ESR Public Health Physician Dr Jill Sherwood says measles is a serious and highly infectious disease, and people are infectious from five days before a rash appears until five days after. “Higher vaccination rates are essential for stopping the spread.”
“The pattern is clear. Outbreaks start when measles is brought into the country by someone who has travelled in from overseas. The virus then spreads to others in the community because our vaccination rates are simply not high enough to prevent disease spread,” Dr Sherwood says.
“Babies who are too young to be vaccinated and immuno-compromised people are particularly at risk, and protection for these groups relies on high levels of immunity in the wider community.”
Dr Sherwood urges parents to take the risk of measles very seriously, especially as the school holidays start, and there is increased travel and families are mixing more widely in the community.

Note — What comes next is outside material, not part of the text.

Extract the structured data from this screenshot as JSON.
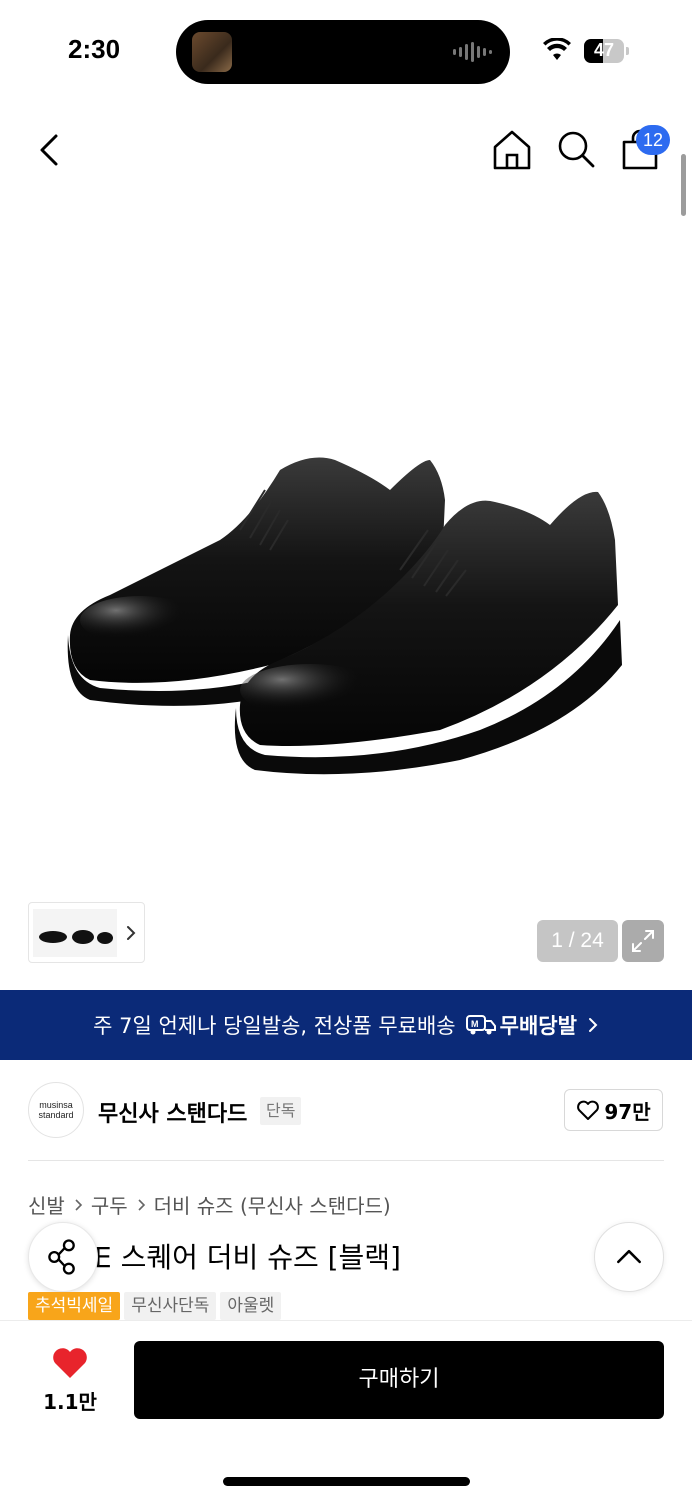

The Ministry of Health advises all people in this country born since January 1st 1969 to have two MMR (measles, mumps, rubella) vaccinations. Vaccinations are available from general practitioners, free of charge. Under the National Immunisation Schedule, MMR vaccination for infants is recommended at ages 15 months and four years. The first dose has currently been brought forward to 12 months in the Auckland region due to the increasing number of cases.
Dr Sherwood says genotyping analysis of virus strains known to be circulating in New Zealand in 2019 has so far identified eight separate outbreaks, each linked to an international arrival.
Dr Sherwood says: “At this stage, we have no reason to believe that the continuing rise in notified cases reflects a new outbreak. It does, however, underscore the critical need for higher vaccination rates across the New Zealand population and for people to isolate themselves during the infectious period for measles.”
Anyone who suspects they may have the disease should avoid contact with other people and phone their GP or call Healthline on 0800 611 116 for advice. It is important to call first because measles is highly infectious, and people with measles can infect others in the waiting room.
For further information about measles (external link)